The harmonic Bat pattern
The bat pattern is very similar to the Gartley pattern, in fact visually it is almost the same, but the Fibonacci numbers are different. While in the Gartley pattern point B was located at the 0.618 retracement of the X-A wave, in the Bat pattern it is located between 0.382 and 0.5. Another important difference is that in the Gartley pattern point D is between 1.27 and 1.618 while in the Bat pattern point D is at least at the Fibo retracement of 1.618 and can reach the Fibo retracement 2.618 of wave B-C. Regarding wave X-A, point D represents the 0.886 retracement in the Bat pattern while the Gartley pattern was 0.786. The bearish Bat pattern is explained in a similar way.
The Harmonic Crab Pattern
The Crab pattern is considered by Scott Carney to be the most accurate of the harmonic patterns. It is a pattern similar to the Butterfly pattern but with different measures as far as the Fibonacci sequence is concerned.
In the bullish Crab pattern, point D represents the 1.618 Fibonacci retracement of wave X-A and is located at a fairly wide ratio with respect to wave B-C, between 2.24 and 3.618.
Order entry and stoploss
Each harmonic pattern gives us a PRZ zone (in the zone around point D). As its name suggests, the PRZ is a zone and not an exact point. This zone is obtained from two measurements: the retracement with respect to wave X-A gives us a level and the retreat with respect to wave B-C gives us the other level that will determine the PRZ zone.
As you may have noticed, the PRZ zone can be wide because point D can be reached at different Fibonacci retracement levels than wave B-C. This can give us a small PRZ or, conversely, a wide PRZ. The PRZ tends to be wider as the timeframe increases. In case of having a narrow PRZ, we can enter any point of the PRZ, usually at the lower level of the PRZ zone in case of short entry or at the upper level of the PRZ in case of long entry. However, if we find a wide PRZ (more than 60 pips could be considered as a wide zone) it is better to wait to see the price reaction in this zone before executing the entry.
The stoploss should be set just outside the nearest Fibonacci level, just above (in case of selling) or below (in case of buying).

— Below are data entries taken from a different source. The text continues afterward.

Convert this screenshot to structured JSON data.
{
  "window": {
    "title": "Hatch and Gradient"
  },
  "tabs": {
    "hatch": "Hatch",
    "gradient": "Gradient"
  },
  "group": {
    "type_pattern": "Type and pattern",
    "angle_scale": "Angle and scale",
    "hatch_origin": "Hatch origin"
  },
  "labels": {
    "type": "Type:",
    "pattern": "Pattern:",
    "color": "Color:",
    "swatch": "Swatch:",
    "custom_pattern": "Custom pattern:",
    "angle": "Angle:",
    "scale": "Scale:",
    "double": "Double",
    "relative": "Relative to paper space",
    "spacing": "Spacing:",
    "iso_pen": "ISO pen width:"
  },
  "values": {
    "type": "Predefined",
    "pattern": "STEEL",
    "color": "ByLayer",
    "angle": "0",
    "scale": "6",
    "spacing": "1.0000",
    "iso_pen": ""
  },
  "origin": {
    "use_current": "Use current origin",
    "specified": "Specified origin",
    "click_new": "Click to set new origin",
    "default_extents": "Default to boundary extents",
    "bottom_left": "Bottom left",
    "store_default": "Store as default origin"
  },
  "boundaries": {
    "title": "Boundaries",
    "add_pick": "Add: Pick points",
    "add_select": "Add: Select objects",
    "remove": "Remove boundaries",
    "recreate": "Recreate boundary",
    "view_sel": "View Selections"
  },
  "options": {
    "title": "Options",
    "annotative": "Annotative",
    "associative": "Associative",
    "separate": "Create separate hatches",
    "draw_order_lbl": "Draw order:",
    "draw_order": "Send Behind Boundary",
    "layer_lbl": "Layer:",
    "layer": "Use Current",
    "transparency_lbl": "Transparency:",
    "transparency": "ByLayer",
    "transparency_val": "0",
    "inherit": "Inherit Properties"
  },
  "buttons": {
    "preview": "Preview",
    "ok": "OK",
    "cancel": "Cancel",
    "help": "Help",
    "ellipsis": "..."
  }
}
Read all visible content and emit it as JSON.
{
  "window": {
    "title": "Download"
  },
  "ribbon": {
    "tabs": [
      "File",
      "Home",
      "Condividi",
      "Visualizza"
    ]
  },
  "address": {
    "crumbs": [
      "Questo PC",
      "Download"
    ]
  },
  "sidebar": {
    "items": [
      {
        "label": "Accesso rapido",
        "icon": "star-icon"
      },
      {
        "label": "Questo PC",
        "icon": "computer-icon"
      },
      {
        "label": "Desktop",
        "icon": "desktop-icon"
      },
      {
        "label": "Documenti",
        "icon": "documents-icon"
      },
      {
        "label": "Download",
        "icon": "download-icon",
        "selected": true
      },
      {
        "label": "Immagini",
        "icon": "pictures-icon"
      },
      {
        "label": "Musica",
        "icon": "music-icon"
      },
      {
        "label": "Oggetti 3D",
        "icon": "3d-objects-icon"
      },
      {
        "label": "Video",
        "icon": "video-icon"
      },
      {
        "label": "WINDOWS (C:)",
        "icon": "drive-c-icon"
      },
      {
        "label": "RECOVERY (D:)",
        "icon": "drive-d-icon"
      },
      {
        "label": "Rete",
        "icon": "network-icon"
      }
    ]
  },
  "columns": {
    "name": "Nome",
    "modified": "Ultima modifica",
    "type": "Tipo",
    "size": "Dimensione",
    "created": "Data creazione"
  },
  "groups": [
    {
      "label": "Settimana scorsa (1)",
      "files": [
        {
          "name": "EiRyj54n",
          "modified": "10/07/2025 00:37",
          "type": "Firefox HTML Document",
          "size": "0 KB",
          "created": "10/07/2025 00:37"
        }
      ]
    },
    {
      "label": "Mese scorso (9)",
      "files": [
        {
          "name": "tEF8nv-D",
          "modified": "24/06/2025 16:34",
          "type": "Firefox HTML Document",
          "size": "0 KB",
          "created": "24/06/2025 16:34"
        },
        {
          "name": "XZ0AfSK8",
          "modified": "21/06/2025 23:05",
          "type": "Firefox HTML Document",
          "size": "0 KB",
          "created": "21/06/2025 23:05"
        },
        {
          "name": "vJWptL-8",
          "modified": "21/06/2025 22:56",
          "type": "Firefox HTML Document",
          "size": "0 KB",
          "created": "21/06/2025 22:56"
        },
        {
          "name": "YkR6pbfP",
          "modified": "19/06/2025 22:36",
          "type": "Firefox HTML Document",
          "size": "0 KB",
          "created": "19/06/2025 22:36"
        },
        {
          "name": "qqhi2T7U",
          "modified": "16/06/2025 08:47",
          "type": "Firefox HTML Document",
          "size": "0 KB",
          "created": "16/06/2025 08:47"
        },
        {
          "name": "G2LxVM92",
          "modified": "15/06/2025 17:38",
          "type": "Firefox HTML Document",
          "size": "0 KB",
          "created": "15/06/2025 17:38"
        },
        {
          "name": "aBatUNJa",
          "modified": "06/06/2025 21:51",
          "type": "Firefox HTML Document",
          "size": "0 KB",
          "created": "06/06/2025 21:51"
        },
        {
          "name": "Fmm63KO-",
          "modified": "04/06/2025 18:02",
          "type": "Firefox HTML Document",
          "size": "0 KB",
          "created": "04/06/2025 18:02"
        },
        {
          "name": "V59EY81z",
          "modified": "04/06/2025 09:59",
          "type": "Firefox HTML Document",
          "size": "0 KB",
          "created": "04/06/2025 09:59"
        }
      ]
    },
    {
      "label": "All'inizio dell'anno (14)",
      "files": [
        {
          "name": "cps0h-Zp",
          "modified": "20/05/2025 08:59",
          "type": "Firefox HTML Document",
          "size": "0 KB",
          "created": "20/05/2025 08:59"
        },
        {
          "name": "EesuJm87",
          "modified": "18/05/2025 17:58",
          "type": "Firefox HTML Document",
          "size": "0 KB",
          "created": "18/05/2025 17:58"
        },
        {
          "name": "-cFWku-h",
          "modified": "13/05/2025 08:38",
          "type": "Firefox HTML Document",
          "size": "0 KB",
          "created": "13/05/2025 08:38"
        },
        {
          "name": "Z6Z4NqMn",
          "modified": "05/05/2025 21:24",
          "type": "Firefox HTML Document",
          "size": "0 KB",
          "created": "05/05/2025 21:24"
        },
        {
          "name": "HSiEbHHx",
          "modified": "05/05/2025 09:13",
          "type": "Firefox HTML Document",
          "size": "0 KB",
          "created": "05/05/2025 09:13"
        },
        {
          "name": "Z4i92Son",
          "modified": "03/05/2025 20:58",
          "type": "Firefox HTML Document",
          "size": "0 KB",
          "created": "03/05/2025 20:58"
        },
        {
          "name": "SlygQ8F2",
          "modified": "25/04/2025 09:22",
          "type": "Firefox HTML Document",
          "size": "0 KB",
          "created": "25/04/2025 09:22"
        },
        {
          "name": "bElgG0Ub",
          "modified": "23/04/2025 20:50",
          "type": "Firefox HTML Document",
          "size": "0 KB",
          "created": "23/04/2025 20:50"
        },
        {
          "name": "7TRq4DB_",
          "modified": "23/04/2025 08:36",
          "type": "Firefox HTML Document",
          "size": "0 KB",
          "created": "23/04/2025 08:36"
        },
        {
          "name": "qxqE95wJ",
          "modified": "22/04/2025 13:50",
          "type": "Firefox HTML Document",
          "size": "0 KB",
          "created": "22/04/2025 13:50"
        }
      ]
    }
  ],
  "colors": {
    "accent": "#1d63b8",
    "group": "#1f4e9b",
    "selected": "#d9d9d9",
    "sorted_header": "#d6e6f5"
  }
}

In summary, harmonic patterns are an accurate tool to build a trading method that is based on chart patterns and Fibonacci sequences. It requires a high dose of patience and deep study of the patterns that should include at least the 4 most important: Gartley, Butterfly, Bat and Crab.